_PROMPT_. Where the data below has the string "icon", return the whole line.

---- RECORDS SHOWN

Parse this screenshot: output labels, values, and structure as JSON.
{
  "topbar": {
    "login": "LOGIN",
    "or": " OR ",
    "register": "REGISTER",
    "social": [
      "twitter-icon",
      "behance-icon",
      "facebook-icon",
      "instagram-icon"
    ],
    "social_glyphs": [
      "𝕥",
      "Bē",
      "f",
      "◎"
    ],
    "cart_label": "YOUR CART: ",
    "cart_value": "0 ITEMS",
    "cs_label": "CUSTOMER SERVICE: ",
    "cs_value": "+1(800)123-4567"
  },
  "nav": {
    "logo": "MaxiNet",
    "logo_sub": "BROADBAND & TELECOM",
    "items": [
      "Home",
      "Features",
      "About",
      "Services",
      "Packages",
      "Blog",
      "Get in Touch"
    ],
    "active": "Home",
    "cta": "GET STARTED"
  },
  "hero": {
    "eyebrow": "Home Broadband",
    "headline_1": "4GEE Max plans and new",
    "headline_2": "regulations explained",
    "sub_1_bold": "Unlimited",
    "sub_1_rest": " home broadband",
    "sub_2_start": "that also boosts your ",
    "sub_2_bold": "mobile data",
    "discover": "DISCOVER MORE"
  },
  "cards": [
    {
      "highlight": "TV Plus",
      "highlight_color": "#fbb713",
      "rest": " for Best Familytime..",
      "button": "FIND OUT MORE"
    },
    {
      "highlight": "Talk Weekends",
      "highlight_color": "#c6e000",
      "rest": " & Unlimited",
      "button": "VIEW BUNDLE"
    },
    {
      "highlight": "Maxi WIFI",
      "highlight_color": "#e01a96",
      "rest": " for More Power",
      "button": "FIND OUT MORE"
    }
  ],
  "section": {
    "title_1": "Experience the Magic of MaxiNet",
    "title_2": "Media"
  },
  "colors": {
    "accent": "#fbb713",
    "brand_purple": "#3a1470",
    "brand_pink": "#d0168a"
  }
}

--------

_COMPLETED TASK_.
      "twitter-icon",
      "behance-icon",
      "facebook-icon",
      "instagram-icon"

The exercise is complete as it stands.